Ole Podorogeny walks through the dimly lit corridors of the morgue where he works, past sandbag windows, to a large white container in the backyard.
As soon as the heavy metal door of the container opens, the stench of death and decomposing corpses wafts through.
Inside this container, which resembles a prefabricated room, are stacked white bags containing the remains of civilian victims killed when Russian forces occupied the town of Izum in northeastern Ukraine. Many of them have been months since their death.
The body bags bore numbers, and as little information as possible, scribbled by hand in black pen.

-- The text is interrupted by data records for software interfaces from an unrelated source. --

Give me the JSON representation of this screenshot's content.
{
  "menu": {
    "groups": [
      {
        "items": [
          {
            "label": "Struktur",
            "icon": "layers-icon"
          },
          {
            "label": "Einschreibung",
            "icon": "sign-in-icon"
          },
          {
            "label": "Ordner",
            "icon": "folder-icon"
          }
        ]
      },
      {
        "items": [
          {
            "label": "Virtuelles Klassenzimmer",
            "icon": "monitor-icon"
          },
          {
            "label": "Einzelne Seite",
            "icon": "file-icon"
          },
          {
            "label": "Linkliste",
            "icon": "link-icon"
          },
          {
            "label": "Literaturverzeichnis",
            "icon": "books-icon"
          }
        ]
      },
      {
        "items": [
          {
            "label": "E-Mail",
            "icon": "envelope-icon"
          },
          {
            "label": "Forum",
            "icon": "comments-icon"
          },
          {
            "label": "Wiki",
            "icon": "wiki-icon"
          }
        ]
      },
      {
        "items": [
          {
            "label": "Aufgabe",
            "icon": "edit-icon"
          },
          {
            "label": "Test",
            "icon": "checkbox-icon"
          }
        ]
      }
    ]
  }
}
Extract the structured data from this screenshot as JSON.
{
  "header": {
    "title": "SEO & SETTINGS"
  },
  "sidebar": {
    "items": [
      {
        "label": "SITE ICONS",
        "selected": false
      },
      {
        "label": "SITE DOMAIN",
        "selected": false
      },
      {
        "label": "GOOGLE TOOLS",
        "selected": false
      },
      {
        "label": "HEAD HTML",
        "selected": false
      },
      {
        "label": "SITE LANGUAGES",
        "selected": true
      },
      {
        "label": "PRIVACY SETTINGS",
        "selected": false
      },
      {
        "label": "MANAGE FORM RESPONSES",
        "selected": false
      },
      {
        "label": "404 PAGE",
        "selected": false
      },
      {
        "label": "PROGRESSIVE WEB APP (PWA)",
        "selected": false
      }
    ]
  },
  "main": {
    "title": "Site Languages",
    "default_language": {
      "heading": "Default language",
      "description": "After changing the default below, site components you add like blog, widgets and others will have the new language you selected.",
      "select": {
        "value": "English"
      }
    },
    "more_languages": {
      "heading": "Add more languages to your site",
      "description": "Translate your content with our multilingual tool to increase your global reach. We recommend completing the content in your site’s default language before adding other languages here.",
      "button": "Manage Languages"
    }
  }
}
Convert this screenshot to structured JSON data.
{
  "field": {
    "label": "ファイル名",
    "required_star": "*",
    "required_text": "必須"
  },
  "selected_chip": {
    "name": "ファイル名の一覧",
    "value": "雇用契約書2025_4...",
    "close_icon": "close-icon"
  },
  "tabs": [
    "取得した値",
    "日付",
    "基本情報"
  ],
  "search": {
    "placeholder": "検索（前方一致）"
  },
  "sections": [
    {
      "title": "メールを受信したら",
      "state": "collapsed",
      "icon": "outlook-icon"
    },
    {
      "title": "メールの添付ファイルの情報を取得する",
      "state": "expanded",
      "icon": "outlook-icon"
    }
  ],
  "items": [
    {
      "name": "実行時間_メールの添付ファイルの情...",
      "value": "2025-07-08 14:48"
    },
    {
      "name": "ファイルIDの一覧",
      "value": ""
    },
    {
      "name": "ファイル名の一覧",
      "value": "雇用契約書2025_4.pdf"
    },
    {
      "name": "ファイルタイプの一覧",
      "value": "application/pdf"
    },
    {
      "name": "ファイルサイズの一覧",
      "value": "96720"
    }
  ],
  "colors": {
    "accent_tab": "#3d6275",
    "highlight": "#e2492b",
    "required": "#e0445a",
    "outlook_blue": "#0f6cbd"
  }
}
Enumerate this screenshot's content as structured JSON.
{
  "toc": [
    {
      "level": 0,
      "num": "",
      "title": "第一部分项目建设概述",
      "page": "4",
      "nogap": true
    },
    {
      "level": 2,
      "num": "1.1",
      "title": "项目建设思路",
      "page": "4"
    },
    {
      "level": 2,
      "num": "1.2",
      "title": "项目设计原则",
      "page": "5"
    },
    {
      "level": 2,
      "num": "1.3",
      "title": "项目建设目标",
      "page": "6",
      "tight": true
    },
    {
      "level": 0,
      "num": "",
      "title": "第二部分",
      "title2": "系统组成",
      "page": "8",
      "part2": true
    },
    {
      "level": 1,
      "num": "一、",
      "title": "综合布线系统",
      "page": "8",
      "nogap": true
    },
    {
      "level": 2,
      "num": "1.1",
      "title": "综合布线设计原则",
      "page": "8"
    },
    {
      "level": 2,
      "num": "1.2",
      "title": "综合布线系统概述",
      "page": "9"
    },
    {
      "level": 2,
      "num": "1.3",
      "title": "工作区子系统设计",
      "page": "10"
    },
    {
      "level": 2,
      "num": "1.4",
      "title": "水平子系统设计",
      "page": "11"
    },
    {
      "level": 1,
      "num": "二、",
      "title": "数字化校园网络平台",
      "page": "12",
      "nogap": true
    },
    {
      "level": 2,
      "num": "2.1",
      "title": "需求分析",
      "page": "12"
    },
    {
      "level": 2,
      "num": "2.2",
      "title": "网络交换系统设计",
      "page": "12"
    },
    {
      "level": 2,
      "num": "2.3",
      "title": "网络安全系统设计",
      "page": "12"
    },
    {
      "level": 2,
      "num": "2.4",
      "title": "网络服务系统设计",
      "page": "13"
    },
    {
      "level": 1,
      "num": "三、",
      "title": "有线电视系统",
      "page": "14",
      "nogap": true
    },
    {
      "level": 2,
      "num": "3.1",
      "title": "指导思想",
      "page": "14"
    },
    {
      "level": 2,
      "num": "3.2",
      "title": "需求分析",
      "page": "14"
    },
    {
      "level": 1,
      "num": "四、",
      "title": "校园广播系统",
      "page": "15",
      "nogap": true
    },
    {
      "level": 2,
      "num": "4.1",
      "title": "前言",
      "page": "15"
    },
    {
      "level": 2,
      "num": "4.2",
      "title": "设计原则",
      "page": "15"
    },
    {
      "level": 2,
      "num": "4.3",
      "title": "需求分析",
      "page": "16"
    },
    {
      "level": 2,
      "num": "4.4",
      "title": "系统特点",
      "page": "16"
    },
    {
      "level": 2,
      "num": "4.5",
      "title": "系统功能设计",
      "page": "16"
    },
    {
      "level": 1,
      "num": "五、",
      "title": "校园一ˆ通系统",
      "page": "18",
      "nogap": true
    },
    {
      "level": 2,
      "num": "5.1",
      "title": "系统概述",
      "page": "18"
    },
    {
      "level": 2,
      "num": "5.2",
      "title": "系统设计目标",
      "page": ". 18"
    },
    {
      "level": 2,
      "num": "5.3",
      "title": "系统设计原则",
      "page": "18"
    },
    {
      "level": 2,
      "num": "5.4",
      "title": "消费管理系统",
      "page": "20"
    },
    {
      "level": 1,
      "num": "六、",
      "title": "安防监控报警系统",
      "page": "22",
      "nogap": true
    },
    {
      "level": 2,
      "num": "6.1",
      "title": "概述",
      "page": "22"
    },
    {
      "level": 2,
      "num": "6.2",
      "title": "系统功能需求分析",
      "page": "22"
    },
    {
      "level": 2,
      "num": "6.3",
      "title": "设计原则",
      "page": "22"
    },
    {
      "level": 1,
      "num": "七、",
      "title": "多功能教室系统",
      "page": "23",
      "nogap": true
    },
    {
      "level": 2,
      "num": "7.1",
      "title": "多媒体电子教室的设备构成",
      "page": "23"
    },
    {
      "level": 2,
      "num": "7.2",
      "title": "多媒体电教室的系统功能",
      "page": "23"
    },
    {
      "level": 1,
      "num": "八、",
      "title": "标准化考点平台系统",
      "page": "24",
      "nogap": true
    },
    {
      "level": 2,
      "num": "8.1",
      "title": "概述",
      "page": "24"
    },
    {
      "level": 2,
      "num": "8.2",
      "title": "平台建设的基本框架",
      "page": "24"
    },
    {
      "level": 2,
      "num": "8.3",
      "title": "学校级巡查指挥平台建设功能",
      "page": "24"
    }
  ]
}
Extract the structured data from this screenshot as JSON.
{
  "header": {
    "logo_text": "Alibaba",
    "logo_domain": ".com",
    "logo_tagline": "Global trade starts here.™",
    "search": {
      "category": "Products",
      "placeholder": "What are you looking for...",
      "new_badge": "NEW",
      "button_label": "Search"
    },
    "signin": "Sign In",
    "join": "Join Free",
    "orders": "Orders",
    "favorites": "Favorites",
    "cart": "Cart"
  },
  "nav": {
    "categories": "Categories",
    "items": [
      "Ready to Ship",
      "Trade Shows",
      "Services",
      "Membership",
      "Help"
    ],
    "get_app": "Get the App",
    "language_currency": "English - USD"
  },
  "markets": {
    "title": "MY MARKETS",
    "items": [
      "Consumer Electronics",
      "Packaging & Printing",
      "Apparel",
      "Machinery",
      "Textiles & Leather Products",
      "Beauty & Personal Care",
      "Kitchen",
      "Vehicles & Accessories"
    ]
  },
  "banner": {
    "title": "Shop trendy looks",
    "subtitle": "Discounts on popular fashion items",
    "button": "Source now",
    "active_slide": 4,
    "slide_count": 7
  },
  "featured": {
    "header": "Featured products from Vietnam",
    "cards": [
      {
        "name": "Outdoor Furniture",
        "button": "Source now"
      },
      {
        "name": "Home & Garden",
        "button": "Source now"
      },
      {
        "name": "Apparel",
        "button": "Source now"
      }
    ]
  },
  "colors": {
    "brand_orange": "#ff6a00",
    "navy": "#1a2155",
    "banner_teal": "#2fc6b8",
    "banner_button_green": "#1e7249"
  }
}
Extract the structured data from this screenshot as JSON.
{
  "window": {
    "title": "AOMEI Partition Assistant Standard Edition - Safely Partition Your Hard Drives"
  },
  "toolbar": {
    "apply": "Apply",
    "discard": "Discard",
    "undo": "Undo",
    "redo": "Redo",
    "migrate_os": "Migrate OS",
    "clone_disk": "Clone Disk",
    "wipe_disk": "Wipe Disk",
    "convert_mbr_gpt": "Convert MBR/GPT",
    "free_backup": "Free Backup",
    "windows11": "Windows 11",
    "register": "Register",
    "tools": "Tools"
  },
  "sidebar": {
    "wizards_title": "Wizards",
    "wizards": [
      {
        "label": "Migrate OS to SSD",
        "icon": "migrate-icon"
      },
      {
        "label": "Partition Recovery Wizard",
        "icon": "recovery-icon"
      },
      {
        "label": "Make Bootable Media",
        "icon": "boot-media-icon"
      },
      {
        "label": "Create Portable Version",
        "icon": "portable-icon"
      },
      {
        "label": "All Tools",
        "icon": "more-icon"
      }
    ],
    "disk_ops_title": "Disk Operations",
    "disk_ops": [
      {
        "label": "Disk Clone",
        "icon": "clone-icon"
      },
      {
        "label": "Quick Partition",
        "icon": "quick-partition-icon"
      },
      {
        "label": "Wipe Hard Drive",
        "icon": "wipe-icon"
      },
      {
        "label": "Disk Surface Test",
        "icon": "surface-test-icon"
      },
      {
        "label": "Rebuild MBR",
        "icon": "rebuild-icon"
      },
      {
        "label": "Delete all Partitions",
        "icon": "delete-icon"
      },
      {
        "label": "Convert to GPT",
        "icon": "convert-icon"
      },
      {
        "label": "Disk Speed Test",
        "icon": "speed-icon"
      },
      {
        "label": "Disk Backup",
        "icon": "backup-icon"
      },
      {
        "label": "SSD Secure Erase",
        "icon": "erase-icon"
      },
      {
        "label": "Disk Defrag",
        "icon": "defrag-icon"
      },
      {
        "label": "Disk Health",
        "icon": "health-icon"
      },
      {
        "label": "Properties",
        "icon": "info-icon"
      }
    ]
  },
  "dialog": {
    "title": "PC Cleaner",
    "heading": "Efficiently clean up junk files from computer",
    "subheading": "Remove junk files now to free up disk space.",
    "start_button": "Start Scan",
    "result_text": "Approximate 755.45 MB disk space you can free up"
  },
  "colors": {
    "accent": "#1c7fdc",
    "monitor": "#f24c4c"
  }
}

Weeks after the liberation of Izium, 146 bodies found there are still awaiting identification.